Excerpts from an interface dataset:
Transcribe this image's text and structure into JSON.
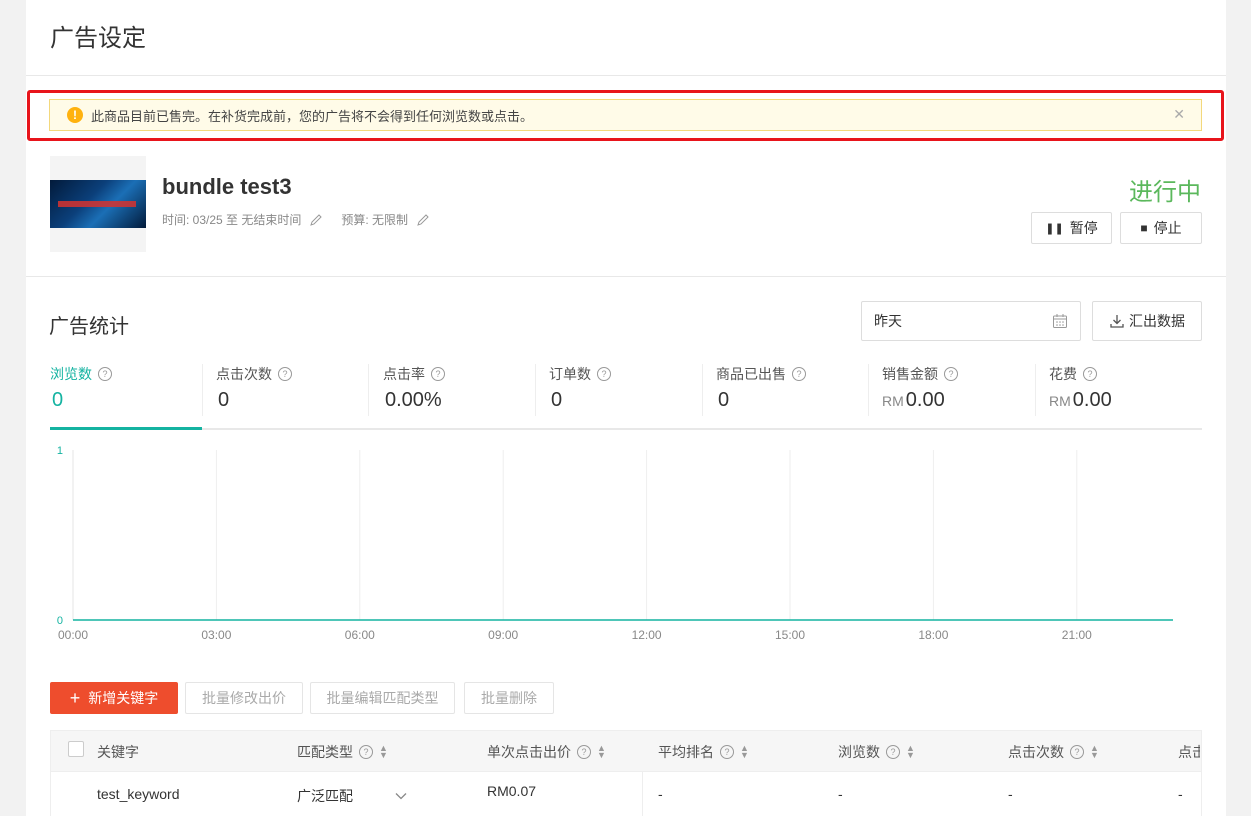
{
  "page": {
    "title": "广告设定"
  },
  "alert": {
    "text": "此商品目前已售完。在补货完成前，您的广告将不会得到任何浏览数或点击。",
    "icon": "warning-icon"
  },
  "product": {
    "name": "bundle test3",
    "time_label": "时间: 03/25 至 无结束时间",
    "budget_label": "预算: 无限制",
    "status": "进行中"
  },
  "actions": {
    "pause": "暂停",
    "stop": "停止"
  },
  "stats": {
    "title": "广告统计",
    "date_range": "昨天",
    "export": "汇出数据",
    "metrics": [
      {
        "label": "浏览数",
        "value": "0",
        "unit": ""
      },
      {
        "label": "点击次数",
        "value": "0",
        "unit": ""
      },
      {
        "label": "点击率",
        "value": "0.00%",
        "unit": ""
      },
      {
        "label": "订单数",
        "value": "0",
        "unit": ""
      },
      {
        "label": "商品已出售",
        "value": "0",
        "unit": ""
      },
      {
        "label": "销售金额",
        "value": "0.00",
        "unit": "RM"
      },
      {
        "label": "花费",
        "value": "0.00",
        "unit": "RM"
      }
    ]
  },
  "chart_data": {
    "type": "line",
    "title": "",
    "xlabel": "",
    "ylabel": "",
    "x": [
      "00:00",
      "03:00",
      "06:00",
      "09:00",
      "12:00",
      "15:00",
      "18:00",
      "21:00"
    ],
    "series": [
      {
        "values": [
          0,
          0,
          0,
          0,
          0,
          0,
          0,
          0
        ]
      }
    ],
    "ylim": [
      0,
      1
    ],
    "yticks": [
      "0",
      "1"
    ],
    "grid": true,
    "color": "#14b3a1"
  },
  "keywords": {
    "toolbar": {
      "add": "新增关键字",
      "bulk_edit_price": "批量修改出价",
      "bulk_edit_match": "批量编辑匹配类型",
      "bulk_delete": "批量删除"
    },
    "columns": [
      "关键字",
      "匹配类型",
      "单次点击出价",
      "平均排名",
      "浏览数",
      "点击次数",
      "点击"
    ],
    "rows": [
      {
        "keyword": "test_keyword",
        "match": "广泛匹配",
        "bid": "RM0.07",
        "rank": "-",
        "views": "-",
        "clicks": "-",
        "more": "-"
      }
    ]
  }
}
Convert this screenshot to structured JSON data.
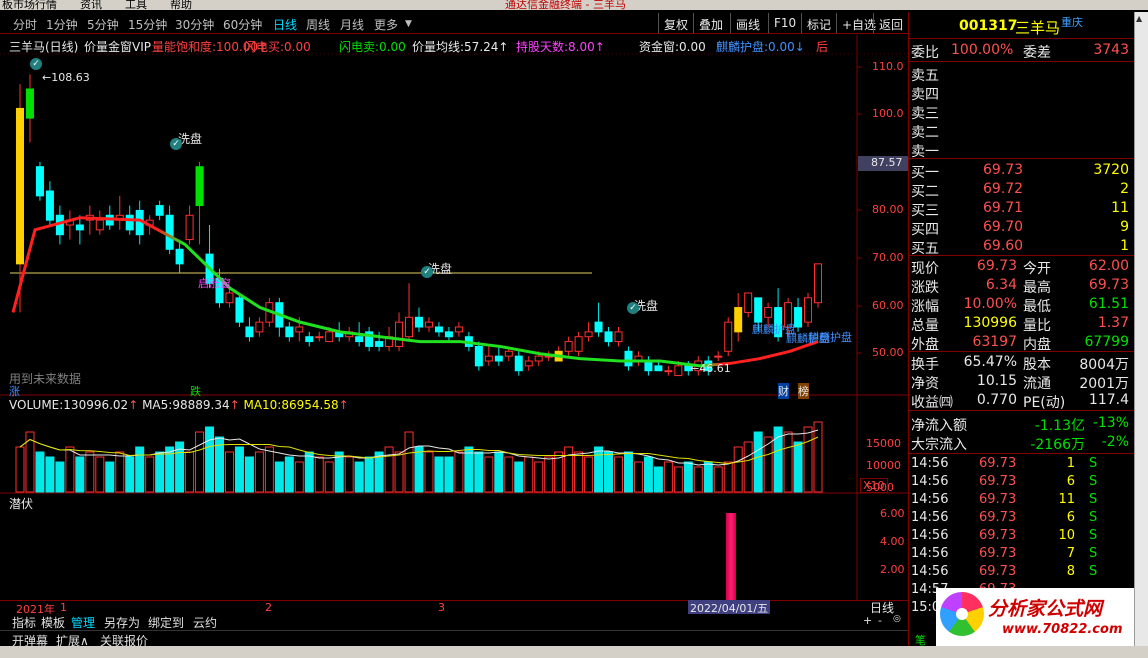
{
  "app": {
    "menu": [
      "板市场行情",
      "资讯",
      "工具",
      "帮助"
    ],
    "window_title": "通达信金融终端 - 三羊马"
  },
  "toolbar": {
    "periods": [
      "分时",
      "1分钟",
      "5分钟",
      "15分钟",
      "30分钟",
      "60分钟",
      "日线",
      "周线",
      "月线",
      "更多"
    ],
    "selected_period": "日线",
    "buttons": [
      "复权",
      "叠加",
      "画线",
      "F10",
      "标记",
      "+自选",
      "返回"
    ]
  },
  "indicator_header": {
    "stock": "三羊马(日线)",
    "formula": "价量金窗VIP",
    "items": [
      {
        "label": "量能饱和度:",
        "value": "100.00",
        "arrow": "↑",
        "color": "#ff4040"
      },
      {
        "label": "闪电买:",
        "value": "0.00",
        "arrow": "",
        "color": "#ff4040"
      },
      {
        "label": "闪电卖:",
        "value": "0.00",
        "arrow": "",
        "color": "#00e000"
      },
      {
        "label": "价量均线:",
        "value": "57.24",
        "arrow": "↑",
        "color": "#e8e8e8"
      },
      {
        "label": "持股天数:",
        "value": "8.00",
        "arrow": "↑",
        "color": "#ff40ff"
      },
      {
        "label": "资金窗:",
        "value": "0.00",
        "arrow": "",
        "color": "#e8e8e8"
      },
      {
        "label": "麒麟护盘:",
        "value": "0.00",
        "arrow": "↓",
        "color": "#4090ff"
      }
    ],
    "tail": "后"
  },
  "price_axis": {
    "labels": [
      "110.0",
      "100.0",
      "90.00",
      "80.00",
      "70.00",
      "60.00",
      "50.00"
    ],
    "current_price_tag": "87.57"
  },
  "annotations": {
    "high": "108.63",
    "low": "46.61",
    "wash": "洗盘",
    "start": "启涨窗",
    "qilin": "麒麟护盘",
    "future": "用到未来数据",
    "cai": "财",
    "bang": "榜",
    "die": "跌",
    "zhang": "涨"
  },
  "volume_header": {
    "label": "VOLUME:",
    "volume": "130996.02",
    "ma5_label": "MA5:",
    "ma5": "98889.34",
    "ma10_label": "MA10:",
    "ma10": "86954.58"
  },
  "volume_axis": {
    "labels": [
      "15000",
      "10000",
      "5000"
    ],
    "unit": "X10"
  },
  "sub_indicator": {
    "title": "潜伏",
    "axis": [
      "6.00",
      "4.00",
      "2.00"
    ]
  },
  "date_axis": {
    "labels": [
      "2021年",
      "1",
      "2",
      "3"
    ],
    "cursor_date": "2022/04/01/五",
    "period": "日线"
  },
  "bottom_tabs": [
    "指标",
    "模板",
    "管理",
    "另存为",
    "绑定到",
    "云约"
  ],
  "bottom_tabs2": [
    "开弹幕",
    "扩展∧",
    "关联报价"
  ],
  "quote": {
    "code": "001317",
    "name": "三羊马",
    "region": "重庆",
    "wei_bi_label": "委比",
    "wei_bi": "100.00%",
    "wei_cha_label": "委差",
    "wei_cha": "3743",
    "asks": [
      {
        "label": "卖五"
      },
      {
        "label": "卖四"
      },
      {
        "label": "卖三"
      },
      {
        "label": "卖二"
      },
      {
        "label": "卖一"
      }
    ],
    "bids": [
      {
        "label": "买一",
        "price": "69.73",
        "vol": "3720"
      },
      {
        "label": "买二",
        "price": "69.72",
        "vol": "2"
      },
      {
        "label": "买三",
        "price": "69.71",
        "vol": "11"
      },
      {
        "label": "买四",
        "price": "69.70",
        "vol": "9"
      },
      {
        "label": "买五",
        "price": "69.60",
        "vol": "1"
      }
    ],
    "stats": [
      {
        "l1": "现价",
        "v1": "69.73",
        "c1": "#ff5050",
        "l2": "今开",
        "v2": "62.00",
        "c2": "#ff5050"
      },
      {
        "l1": "涨跌",
        "v1": "6.34",
        "c1": "#ff5050",
        "l2": "最高",
        "v2": "69.73",
        "c2": "#ff5050"
      },
      {
        "l1": "涨幅",
        "v1": "10.00%",
        "c1": "#ff5050",
        "l2": "最低",
        "v2": "61.51",
        "c2": "#00e000"
      },
      {
        "l1": "总量",
        "v1": "130996",
        "c1": "#ffff00",
        "l2": "量比",
        "v2": "1.37",
        "c2": "#ff5050"
      },
      {
        "l1": "外盘",
        "v1": "63197",
        "c1": "#ff5050",
        "l2": "内盘",
        "v2": "67799",
        "c2": "#00e000"
      }
    ],
    "stats2": [
      {
        "l1": "换手",
        "v1": "65.47%",
        "l2": "股本",
        "v2": "8004万"
      },
      {
        "l1": "净资",
        "v1": "10.15",
        "l2": "流通",
        "v2": "2001万"
      },
      {
        "l1": "收益㈣",
        "v1": "0.770",
        "l2": "PE(动)",
        "v2": "117.4"
      }
    ],
    "flows": [
      {
        "label": "净流入额",
        "v1": "-1.13亿",
        "v2": "-13%"
      },
      {
        "label": "大宗流入",
        "v1": "-2166万",
        "v2": "-2%"
      }
    ],
    "ticks": [
      {
        "t": "14:56",
        "p": "69.73",
        "v": "1",
        "d": "S"
      },
      {
        "t": "14:56",
        "p": "69.73",
        "v": "6",
        "d": "S"
      },
      {
        "t": "14:56",
        "p": "69.73",
        "v": "11",
        "d": "S"
      },
      {
        "t": "14:56",
        "p": "69.73",
        "v": "6",
        "d": "S"
      },
      {
        "t": "14:56",
        "p": "69.73",
        "v": "10",
        "d": "S"
      },
      {
        "t": "14:56",
        "p": "69.73",
        "v": "7",
        "d": "S"
      },
      {
        "t": "14:56",
        "p": "69.73",
        "v": "8",
        "d": "S"
      },
      {
        "t": "14:57",
        "p": "69.73",
        "v": "",
        "d": ""
      },
      {
        "t": "15:0",
        "p": "",
        "v": "",
        "d": ""
      }
    ]
  },
  "logo": {
    "cn": "分析家公式网",
    "url": "www.70822.com"
  },
  "watermark": "分析家公式网 www.70822.Com",
  "bottom_right_tab": "笔",
  "chart_data": {
    "type": "candlestick",
    "ylim": [
      43,
      113
    ],
    "candles": [
      [
        70,
        102,
        60,
        107
      ],
      [
        100,
        106,
        95,
        109
      ],
      [
        90,
        84,
        83,
        91
      ],
      [
        85,
        79,
        78,
        87
      ],
      [
        80,
        76,
        74,
        82
      ],
      [
        78,
        79,
        75,
        81
      ],
      [
        78,
        77,
        74,
        80
      ],
      [
        79,
        80,
        76,
        82
      ],
      [
        77,
        79,
        76,
        81
      ],
      [
        80,
        78,
        77,
        82
      ],
      [
        79,
        80,
        77,
        84
      ],
      [
        80,
        77,
        76,
        82
      ],
      [
        81,
        76,
        74,
        83
      ],
      [
        78,
        79,
        76,
        80
      ],
      [
        82,
        80,
        79,
        83
      ],
      [
        80,
        73,
        72,
        82
      ],
      [
        73,
        70,
        68,
        75
      ],
      [
        75,
        80,
        74,
        82
      ],
      [
        82,
        90,
        74,
        91
      ],
      [
        72,
        66,
        65,
        78
      ],
      [
        67,
        62,
        61,
        69
      ],
      [
        62,
        64,
        61,
        65
      ],
      [
        63,
        58,
        57,
        64
      ],
      [
        57,
        55,
        54,
        59
      ],
      [
        56,
        58,
        55,
        59
      ],
      [
        58,
        62,
        57,
        63
      ],
      [
        62,
        57,
        55,
        63
      ],
      [
        57,
        55,
        54,
        58
      ],
      [
        56,
        57,
        54,
        59
      ],
      [
        55,
        54,
        53,
        56
      ],
      [
        55,
        55,
        54,
        56
      ],
      [
        54,
        56,
        54,
        57
      ],
      [
        56,
        55,
        54,
        58
      ],
      [
        55,
        56,
        54,
        57
      ],
      [
        55,
        54,
        53,
        58
      ],
      [
        56,
        53,
        52,
        57
      ],
      [
        54,
        53,
        52,
        56
      ],
      [
        53,
        55,
        52,
        57
      ],
      [
        53,
        58,
        52,
        60
      ],
      [
        55,
        59,
        54,
        66
      ],
      [
        59,
        57,
        56,
        61
      ],
      [
        57,
        58,
        56,
        59
      ],
      [
        57,
        56,
        55,
        58
      ],
      [
        56,
        55,
        54,
        57
      ],
      [
        56,
        57,
        55,
        58
      ],
      [
        55,
        53,
        52,
        56
      ],
      [
        53,
        49,
        48,
        54
      ],
      [
        50,
        51,
        49,
        53
      ],
      [
        51,
        50,
        49,
        53
      ],
      [
        51,
        52,
        50,
        53
      ],
      [
        51,
        48,
        47,
        52
      ],
      [
        49,
        50,
        48,
        51
      ],
      [
        50,
        51,
        49,
        52
      ],
      [
        51,
        51,
        50,
        52
      ],
      [
        50,
        52,
        50,
        53
      ],
      [
        52,
        54,
        51,
        55
      ],
      [
        52,
        55,
        51,
        56
      ],
      [
        55,
        56,
        54,
        58
      ],
      [
        58,
        56,
        55,
        62
      ],
      [
        56,
        54,
        53,
        57
      ],
      [
        54,
        56,
        53,
        57
      ],
      [
        52,
        49,
        48,
        53
      ],
      [
        50,
        51,
        49,
        52
      ],
      [
        50,
        48,
        47,
        51
      ],
      [
        49,
        48,
        48,
        50
      ],
      [
        48,
        48,
        47,
        49
      ],
      [
        47,
        49,
        47,
        50
      ],
      [
        49,
        48,
        47,
        50
      ],
      [
        48,
        50,
        47,
        51
      ],
      [
        50,
        48,
        47,
        51
      ],
      [
        51,
        51,
        50,
        52
      ],
      [
        52,
        58,
        51,
        59
      ],
      [
        56,
        61,
        54,
        64
      ],
      [
        60,
        64,
        59,
        64
      ],
      [
        63,
        58,
        56,
        63
      ],
      [
        59,
        61,
        57,
        62
      ],
      [
        61,
        55,
        54,
        65
      ],
      [
        57,
        62,
        55,
        63
      ],
      [
        61,
        57,
        56,
        63
      ],
      [
        58,
        63,
        57,
        64
      ],
      [
        62,
        70,
        61,
        70
      ]
    ],
    "ma": [
      [
        13,
        60
      ],
      [
        35,
        77
      ],
      [
        80,
        79.5
      ],
      [
        140,
        79
      ],
      [
        185,
        74
      ],
      [
        230,
        65
      ],
      [
        260,
        61
      ],
      [
        300,
        58
      ],
      [
        340,
        56
      ],
      [
        380,
        55
      ],
      [
        420,
        54
      ],
      [
        460,
        54
      ],
      [
        500,
        53
      ],
      [
        540,
        51.5
      ],
      [
        580,
        50.5
      ],
      [
        620,
        50
      ],
      [
        660,
        50
      ],
      [
        700,
        49
      ],
      [
        730,
        49.5
      ],
      [
        760,
        50.5
      ],
      [
        790,
        52
      ],
      [
        818,
        54
      ]
    ],
    "volumes": [
      9,
      12,
      8,
      7,
      6,
      9,
      7,
      8,
      7,
      6,
      8,
      7,
      9,
      7,
      8,
      9,
      10,
      8,
      12,
      13,
      11,
      8,
      9,
      7,
      8,
      9,
      6,
      7,
      6,
      8,
      7,
      6,
      8,
      7,
      6,
      7,
      8,
      9,
      8,
      12,
      9,
      8,
      7,
      7,
      8,
      9,
      8,
      7,
      8,
      7,
      6,
      7,
      6,
      7,
      8,
      9,
      8,
      7,
      9,
      8,
      7,
      8,
      6,
      7,
      5,
      6,
      5,
      6,
      5,
      6,
      5,
      6,
      9,
      10,
      12,
      11,
      13,
      12,
      10,
      13,
      14
    ]
  }
}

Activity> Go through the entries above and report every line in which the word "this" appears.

Written answer>
Transcribe this image's text and structure into JSON.
Convert this screenshot to structured JSON data.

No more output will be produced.